An Open Letter To All Companies Who Grew Revenue By 200% Last Year

I loathe press releases like this one from Ooyala, who I must say is our trusted video platform provider in the interest of full disclosure. I’m singling the company out today, because I’m quite fed up, but this is an honest plea for every company that loves to tout growth without saying anything substantial to, please, stop doing that.

So apparently Ooyala “grew revenue by nearly 200%, its customer base by over 50%, and delivered a record number of video technology innovations”.

Sounds impressive, except the statement says absolutely nothing about its revenues, the size of its customer base or what the company has done to innovate video technology.

Listen, we understand, you’re a privately held company and can’t disclose revenues at this time.

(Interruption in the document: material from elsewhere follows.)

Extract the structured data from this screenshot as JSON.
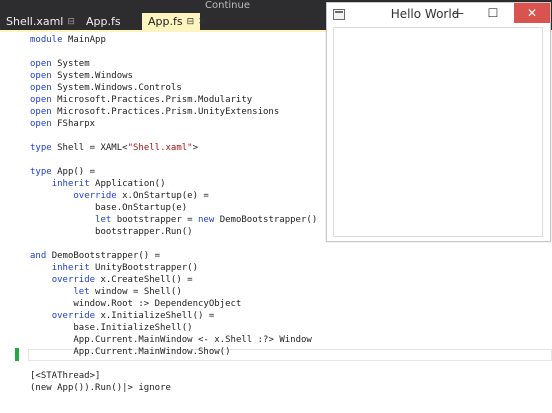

We get that. But please stop touting your revenue growth in percentages in an effort to gain some exposure with regards to your income if you don’t feel like talking numbers.

For all we know, Ooyala made $1 in 2009, and $2.9 in 2010. That would mean they grew revenues by nearly 200% last year. Except it wouldn’t be all that impressive, right?

We get emails about this sort of stuff all. the. time.

Hey TechCrunch, we figured you and your readers would be interested to know that we managed to triple our revenues in 2010! What those revenues were, then? Sorry, can’t say, we’re privately held as I’m sure you know, so we can’t disclose revenues at this point.

Wait, why did you get in touch again?

Excuse the rant, but it annoys me to no end. We’re a blog that loves sharing information about the technology business, and primarily Internet startups, with readers, preferably before anyone else does. Numbers are terrific: they provide context, enable readers and industry watchers to gauge trends and startup valuations, allow for honest comparisons to be made between companies across various industries and for us to monitor their growth.

You do not have to report numbers if you don’t want to. That’s fine, no time wasted on either end, and perhaps one day you’ll be a public company and you won’t have any choice but to disclose revenues for the last quarter. Trust us, then we’ll really pay attention.

But until that day, feel free to share numbers we can work with – we appreciate it when you’re straightforward. But if you choose not to, then, sorry, just don’t bother.

Don’t pretend to share information about your revenues when that’s really not what you’re doing at all. It’s obnoxious, misleading and a huge time sink for everyone involved.

Oh, and by the way, have you heard? Ooyala saw a 10x increase in hours of video viewed and a 2x increase in active unique users in 2010! Champagne for everyone!

Update: thanks to a commenter, this relevant Dilbert strip: